As for IRC: it was brought to our attention a couple days ago that there was an issue in gaining access to SoylentNews' IRC securely.

tl;dr: Secure access to IRC should be functional; please reply in comments (with steps to reproduce) if you are still having issues. Read on for the scoop.

TheMightyBuzzard recently updated our Let's Encrypt certs across all of SoylentNews as they were set to expire on December 27. (Certs are issued with a 3-month duration.) Everything seemed to be working fine, so he took off on a much-deserved, week-long vacation.

I saw messages on IRC that there were issues in attempting to gain secure access to IRC. I thought that was strange as I was having no difficulty accessing it using HexChat on my PC. I tried the link on the SoylentNews home page: IRC and was also able to connect without issue. As the reports I'd seen were of the form "IRC is broken", and it was obviously working for me... now what? Pushed back asking for more details on steps to reproduce.

Some back-and-forth discussion (on IRC) isolated the problem to being involved with the recently-installed certs. They were in the correct location. They had the correct file permissions (read/write/execute). The irc daemon was running.

What could it be?

Kudos to audioguy who dove in and via guidance from Deucalion (our IRC master who was also on vacation and who was answering questions without benefit of being able to see what audioguy was looking at) was able to isolate the problem to incorrect Access Control List (ACL) settings for irc. AFAIK, nowhere else on the site do we use those — let's just say that IRC is a strange beast and leave it at that.

So, audioguy got the ACLs straightened out... yay!
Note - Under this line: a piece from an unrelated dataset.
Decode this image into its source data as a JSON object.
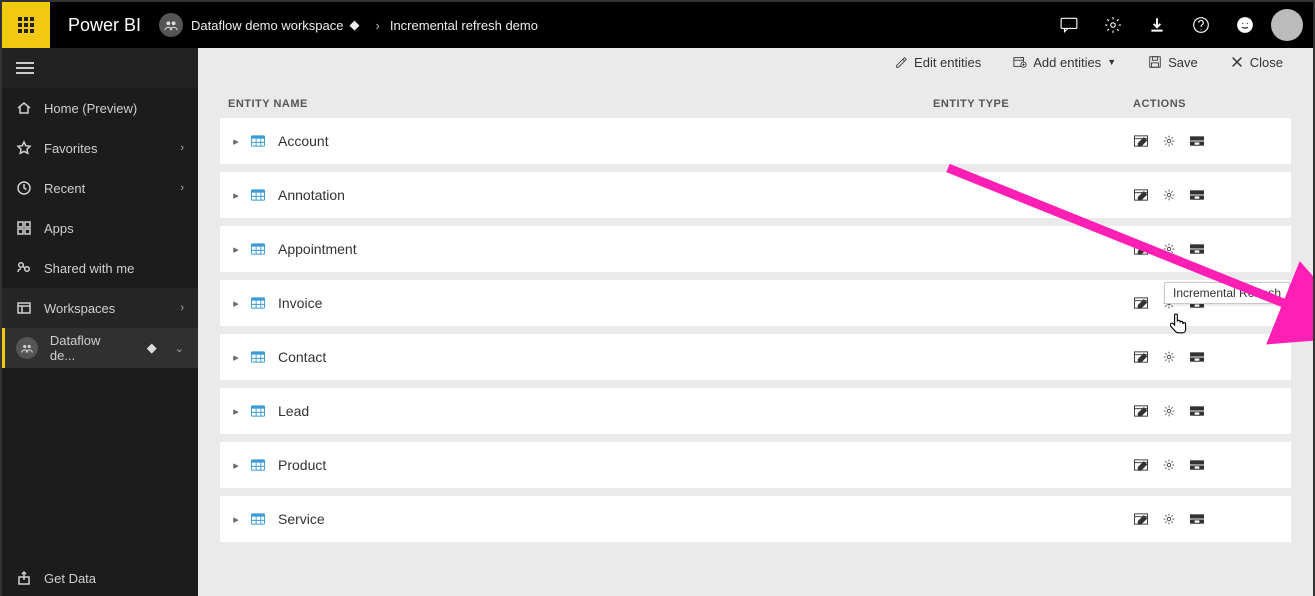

But it was unclear how to get ircd to actually use them. (There is a script for that but we didn't know it at the time) I had a chat (on IRC!) with chromas which worked out the command needed to restart the irc daemon (sudo kill -hup $irc_PID) and... voila! Back in service!


Oh! Anybody wondering how some of us were having no trouble securely using IRC through all this? Figured it out? Up until the move to Let's Encrypt, we used self-signed certs. I, as well as several others, still had those loaded on their system and they had not yet expired. Also, many of us were accessing irc using a 'bouncer' which would hold the connection to the daemon open and buffer transmissions between the server and our client. Connections to the bouncer were, thankfully, unaffected.

NOTE: We still have our alternate irc server, creatively named irc2, to bring forward but that can wait until staff is back from vacations.

P.S. Here's wishing all of you a Happy New Year!!!

P.P.S. When I wrote this, the fortune appearing at the bottom of the page read: "All is well that ends well. -- John Heywood".

Original Submission